On a Sunday evening in December of 1998, in the midst of a flurry of media coverage of Presidential impeachment hearings and American bombing in Iraq, ABC News' 20/20 aired an hour-long report on Scientology. The news show looked at the death of Lisa McPherson, and it includes interviews with famous celebrity Scientologists John Travolta and Kirstie Alley. This Web site in Sweden is a multimedia archive containing many audio and video recordings of TV broadcasts about Scientology, including the 60 Minutes piece and others. The recordings are all available in RealAudio and RealVideo. It is necessary for you to have a working copy of the RealPlayer software to see and hear the streaming audio and video on this site.

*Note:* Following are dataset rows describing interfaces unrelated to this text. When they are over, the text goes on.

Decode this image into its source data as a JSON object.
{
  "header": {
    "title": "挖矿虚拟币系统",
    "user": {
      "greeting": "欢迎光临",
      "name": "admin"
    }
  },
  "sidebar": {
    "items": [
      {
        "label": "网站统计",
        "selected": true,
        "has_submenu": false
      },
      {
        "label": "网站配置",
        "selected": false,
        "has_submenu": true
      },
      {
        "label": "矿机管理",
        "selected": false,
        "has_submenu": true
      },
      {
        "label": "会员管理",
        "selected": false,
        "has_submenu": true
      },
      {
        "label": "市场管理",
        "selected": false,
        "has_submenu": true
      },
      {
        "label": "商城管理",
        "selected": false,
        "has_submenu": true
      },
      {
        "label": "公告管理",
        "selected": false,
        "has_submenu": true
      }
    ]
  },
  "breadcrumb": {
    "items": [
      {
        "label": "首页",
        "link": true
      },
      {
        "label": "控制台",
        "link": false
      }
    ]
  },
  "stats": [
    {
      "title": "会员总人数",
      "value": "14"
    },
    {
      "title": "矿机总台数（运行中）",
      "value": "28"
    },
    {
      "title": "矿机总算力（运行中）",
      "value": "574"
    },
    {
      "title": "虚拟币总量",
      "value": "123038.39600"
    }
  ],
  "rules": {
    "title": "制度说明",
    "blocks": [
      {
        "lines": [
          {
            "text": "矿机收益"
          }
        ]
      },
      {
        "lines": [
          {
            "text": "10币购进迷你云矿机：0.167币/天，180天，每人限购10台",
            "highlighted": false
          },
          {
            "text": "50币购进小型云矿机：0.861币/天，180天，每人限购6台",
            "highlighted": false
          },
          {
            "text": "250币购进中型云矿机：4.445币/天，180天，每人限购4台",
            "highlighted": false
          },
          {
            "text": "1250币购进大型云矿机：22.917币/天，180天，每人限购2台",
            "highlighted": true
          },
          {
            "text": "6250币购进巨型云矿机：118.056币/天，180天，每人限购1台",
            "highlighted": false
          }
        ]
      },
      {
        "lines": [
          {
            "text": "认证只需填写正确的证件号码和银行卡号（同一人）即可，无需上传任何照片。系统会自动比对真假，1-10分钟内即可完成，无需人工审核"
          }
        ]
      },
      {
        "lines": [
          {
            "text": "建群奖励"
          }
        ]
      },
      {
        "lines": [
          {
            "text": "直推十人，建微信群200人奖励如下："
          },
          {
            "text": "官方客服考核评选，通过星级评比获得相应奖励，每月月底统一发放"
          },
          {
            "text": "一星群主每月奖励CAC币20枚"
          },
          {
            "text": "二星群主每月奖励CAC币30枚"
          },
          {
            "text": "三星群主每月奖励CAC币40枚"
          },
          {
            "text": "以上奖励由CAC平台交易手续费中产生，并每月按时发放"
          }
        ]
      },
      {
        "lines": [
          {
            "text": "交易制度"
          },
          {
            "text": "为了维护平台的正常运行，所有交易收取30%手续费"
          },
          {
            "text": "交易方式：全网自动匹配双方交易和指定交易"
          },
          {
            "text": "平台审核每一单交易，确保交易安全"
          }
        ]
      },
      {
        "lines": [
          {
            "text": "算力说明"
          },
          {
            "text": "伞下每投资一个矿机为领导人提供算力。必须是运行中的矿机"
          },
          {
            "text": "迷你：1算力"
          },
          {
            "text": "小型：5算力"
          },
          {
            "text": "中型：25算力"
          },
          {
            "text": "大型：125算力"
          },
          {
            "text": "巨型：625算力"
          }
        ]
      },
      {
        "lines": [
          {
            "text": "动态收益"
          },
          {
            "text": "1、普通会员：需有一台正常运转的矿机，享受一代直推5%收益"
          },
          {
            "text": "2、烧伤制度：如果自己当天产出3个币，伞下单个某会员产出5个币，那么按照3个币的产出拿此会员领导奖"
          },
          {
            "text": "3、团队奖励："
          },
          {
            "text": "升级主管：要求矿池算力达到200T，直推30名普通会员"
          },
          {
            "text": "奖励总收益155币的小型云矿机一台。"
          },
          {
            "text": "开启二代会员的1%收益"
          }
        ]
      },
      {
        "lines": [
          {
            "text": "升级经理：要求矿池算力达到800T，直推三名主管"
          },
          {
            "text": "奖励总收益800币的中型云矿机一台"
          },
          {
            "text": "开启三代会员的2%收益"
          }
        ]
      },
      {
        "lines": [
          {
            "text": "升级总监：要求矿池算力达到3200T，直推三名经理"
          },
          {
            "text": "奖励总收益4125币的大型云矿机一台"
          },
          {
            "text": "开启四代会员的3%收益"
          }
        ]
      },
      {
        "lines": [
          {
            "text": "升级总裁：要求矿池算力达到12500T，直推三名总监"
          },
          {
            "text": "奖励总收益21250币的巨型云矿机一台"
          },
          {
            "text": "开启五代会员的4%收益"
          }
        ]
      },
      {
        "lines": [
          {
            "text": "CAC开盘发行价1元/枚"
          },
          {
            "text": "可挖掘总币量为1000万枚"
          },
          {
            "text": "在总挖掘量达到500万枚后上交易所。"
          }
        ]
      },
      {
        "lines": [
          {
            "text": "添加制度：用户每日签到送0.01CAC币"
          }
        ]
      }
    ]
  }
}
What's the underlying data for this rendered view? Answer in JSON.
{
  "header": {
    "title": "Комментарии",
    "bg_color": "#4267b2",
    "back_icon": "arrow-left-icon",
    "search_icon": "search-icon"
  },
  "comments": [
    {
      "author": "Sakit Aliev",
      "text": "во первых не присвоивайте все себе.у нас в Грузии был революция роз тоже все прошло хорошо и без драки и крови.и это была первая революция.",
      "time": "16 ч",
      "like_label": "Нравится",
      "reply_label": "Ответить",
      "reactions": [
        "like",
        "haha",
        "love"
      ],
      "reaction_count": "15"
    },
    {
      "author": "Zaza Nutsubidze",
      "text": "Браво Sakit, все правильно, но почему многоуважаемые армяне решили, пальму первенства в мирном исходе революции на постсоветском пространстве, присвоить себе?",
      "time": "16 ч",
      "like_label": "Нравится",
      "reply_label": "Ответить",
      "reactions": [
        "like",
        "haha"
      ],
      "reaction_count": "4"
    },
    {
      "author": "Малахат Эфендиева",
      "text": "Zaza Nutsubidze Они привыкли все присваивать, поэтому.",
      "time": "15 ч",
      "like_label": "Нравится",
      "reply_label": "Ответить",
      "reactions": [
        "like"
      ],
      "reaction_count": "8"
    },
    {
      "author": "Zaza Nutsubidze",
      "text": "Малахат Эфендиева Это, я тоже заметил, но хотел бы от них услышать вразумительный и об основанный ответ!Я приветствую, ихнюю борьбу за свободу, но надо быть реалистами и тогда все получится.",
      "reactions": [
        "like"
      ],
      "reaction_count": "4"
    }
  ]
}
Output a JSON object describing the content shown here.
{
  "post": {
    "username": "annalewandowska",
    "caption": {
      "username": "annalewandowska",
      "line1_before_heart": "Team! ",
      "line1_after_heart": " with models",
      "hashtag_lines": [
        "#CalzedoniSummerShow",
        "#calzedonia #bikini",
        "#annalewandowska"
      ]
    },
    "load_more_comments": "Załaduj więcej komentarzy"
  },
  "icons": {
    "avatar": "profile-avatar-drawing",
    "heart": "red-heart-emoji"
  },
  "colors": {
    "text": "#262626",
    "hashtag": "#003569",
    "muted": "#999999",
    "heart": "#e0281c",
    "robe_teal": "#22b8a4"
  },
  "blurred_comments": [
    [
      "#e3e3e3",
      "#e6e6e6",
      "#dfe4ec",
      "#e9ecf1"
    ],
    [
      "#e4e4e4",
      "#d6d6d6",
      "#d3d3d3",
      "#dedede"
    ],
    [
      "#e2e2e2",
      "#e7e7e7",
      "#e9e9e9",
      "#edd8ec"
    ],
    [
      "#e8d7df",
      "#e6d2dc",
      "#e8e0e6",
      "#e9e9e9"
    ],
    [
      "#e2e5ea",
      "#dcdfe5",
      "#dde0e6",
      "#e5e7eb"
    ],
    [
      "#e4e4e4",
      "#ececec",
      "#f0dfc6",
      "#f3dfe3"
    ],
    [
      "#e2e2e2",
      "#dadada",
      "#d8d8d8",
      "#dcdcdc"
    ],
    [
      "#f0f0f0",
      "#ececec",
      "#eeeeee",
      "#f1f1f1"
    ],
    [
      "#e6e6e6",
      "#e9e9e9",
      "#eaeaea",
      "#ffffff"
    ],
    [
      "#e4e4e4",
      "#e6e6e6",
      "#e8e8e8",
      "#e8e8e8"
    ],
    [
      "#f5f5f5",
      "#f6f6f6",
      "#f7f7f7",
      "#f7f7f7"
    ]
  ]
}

On March 1 to 5, 1998, the Boston Herald ran a five-part series of articles summarizing the growth and influence of Scientology in the area of New England. This series was seen as a bombshell, not only for the details it revealed but also because of the extensive coverage Scientology received in a widely-read, mainstream daily newspaper. Scientology's reaction to the series has been interesting indeed, as was reported in the Boston Phoenix on March 12: "The _Herald_ has been deluged with e-mail, much of it from Scientologists and their supporters. Protesters from Delphi Academy marched in front of One Herald Square. Scientology has been fighting back in the media as well, dispatching church officials to local talk shows...The anti-_Herald_ campaign is not over yet, promises the Reverend Heber Jentzsch, president of the Church of Scientology International. 'The attorneys are trying to find out what's behind a 25-page story which reeks of racism and bigotry, and contains more falsehoods per square inch than is physically possible,' Jensch says. 'We're preparing a response, and it will be well-distributed throughout Boston. I can promise you that it will be of interest to the people of Boston who like to know the truth.'" Scientology published 150,000 copies of a booklet attacking the Herald's journalism, and distributed the piece throughout the Boston area. In August of 1998 the publication was made available online at The Boston Herald: Merchants of Sensationalism.
Yet another event took place when law enforcement officials in Greece staged raids against the organization called KEPHE, Scientology's outreach organization in that country. As a result of the raids, thousands of pages of documents were made public and the organization in Greece was ordered to close for good on October 7, 1996.
Odhran Fortune is a resident of Ireland who has been a member of Scientology for a number of years. His family believes that his remaining in Scientology may be a threat to his health, well-being, and mental stability, and they have embarked on a campaign to convince Scientology to let him return to them. This incident has already generated a sizable amount of media coverage, as well as court orders preventing the family from protesting within range of Scientology offices.